ACTION ITEM: Print all the records exactly, please.

EXTRACTED RECORDS:
◆ ◆ ◆ ◆ ◆

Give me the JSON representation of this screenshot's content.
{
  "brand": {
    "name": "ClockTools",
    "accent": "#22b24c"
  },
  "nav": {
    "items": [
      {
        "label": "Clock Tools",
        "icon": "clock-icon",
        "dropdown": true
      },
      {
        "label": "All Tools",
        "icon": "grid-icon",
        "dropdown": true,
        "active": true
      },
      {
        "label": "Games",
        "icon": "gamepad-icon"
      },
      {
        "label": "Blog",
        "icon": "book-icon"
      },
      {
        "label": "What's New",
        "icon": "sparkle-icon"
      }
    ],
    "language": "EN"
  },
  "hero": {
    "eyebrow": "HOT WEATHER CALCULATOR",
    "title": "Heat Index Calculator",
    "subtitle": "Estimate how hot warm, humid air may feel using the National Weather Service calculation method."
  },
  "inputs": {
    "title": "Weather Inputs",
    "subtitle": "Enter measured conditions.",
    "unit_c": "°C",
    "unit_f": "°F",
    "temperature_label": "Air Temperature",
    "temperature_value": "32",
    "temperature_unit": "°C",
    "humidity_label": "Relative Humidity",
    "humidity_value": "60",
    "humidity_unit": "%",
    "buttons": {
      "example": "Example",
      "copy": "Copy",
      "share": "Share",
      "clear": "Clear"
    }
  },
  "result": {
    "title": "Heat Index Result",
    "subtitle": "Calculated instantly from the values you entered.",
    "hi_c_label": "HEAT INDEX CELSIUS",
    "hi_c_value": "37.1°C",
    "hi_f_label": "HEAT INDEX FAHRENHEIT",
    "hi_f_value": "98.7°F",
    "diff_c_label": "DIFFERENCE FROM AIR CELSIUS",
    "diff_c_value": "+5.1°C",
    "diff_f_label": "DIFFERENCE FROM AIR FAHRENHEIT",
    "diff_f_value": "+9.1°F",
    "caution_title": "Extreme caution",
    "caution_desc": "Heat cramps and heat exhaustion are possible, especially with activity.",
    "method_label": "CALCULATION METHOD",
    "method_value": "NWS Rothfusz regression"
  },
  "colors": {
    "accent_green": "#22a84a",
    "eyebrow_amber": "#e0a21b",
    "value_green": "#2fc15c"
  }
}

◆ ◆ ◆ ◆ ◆

TASK SOLUTION:
Give me the JSON representation of this screenshot's content.
{
  "brand": {
    "name": "ClockTools",
    "accent": "#22b24c"
  },
  "nav": {
    "items": [
      {
        "label": "Clock Tools",
        "icon": "clock-icon",
        "dropdown": true
      },
      {
        "label": "All Tools",
        "icon": "grid-icon",
        "dropdown": true,
        "active": true
      },
      {
        "label": "Games",
        "icon": "gamepad-icon"
      },
      {
        "label": "Blog",
        "icon": "book-icon"
      },
      {
        "label": "What's New",
        "icon": "sparkle-icon"
      }
    ],
    "language": "EN"
  },
  "hero": {
    "eyebrow": "HOT WEATHER CALCULATOR",
    "title": "Heat Index Calculator",
    "subtitle": "Estimate how hot warm, humid air may feel using the National Weather Service calculation method."
  },
  "inputs": {
    "title": "Weather Inputs",
    "subtitle": "Enter measured conditions.",
    "unit_c": "°C",
    "unit_f": "°F",
    "temperature_label": "Air Temperature",
    "temperature_value": "32",
    "temperature_unit": "°C",
    "humidity_label": "Relative Humidity",
    "humidity_value": "60",
    "humidity_unit": "%",
    "buttons": {
      "example": "Example",
      "copy": "Copy",
      "share": "Share",
      "clear": "Clear"
    }
  },
  "result": {
    "title": "Heat Index Result",
    "subtitle": "Calculated instantly from the values you entered.",
    "hi_c_label": "HEAT INDEX CELSIUS",
    "hi_c_value": "37.1°C",
    "hi_f_label": "HEAT INDEX FAHRENHEIT",
    "hi_f_value": "98.7°F",
    "diff_c_label": "DIFFERENCE FROM AIR CELSIUS",
    "diff_c_value": "+5.1°C",
    "diff_f_label": "DIFFERENCE FROM AIR FAHRENHEIT",
    "diff_f_value": "+9.1°F",
    "caution_title": "Extreme caution",
    "caution_desc": "Heat cramps and heat exhaustion are possible, especially with activity.",
    "method_label": "CALCULATION METHOD",
    "method_value": "NWS Rothfusz regression"
  },
  "colors": {
    "accent_green": "#22a84a",
    "eyebrow_amber": "#e0a21b",
    "value_green": "#2fc15c"
  }
}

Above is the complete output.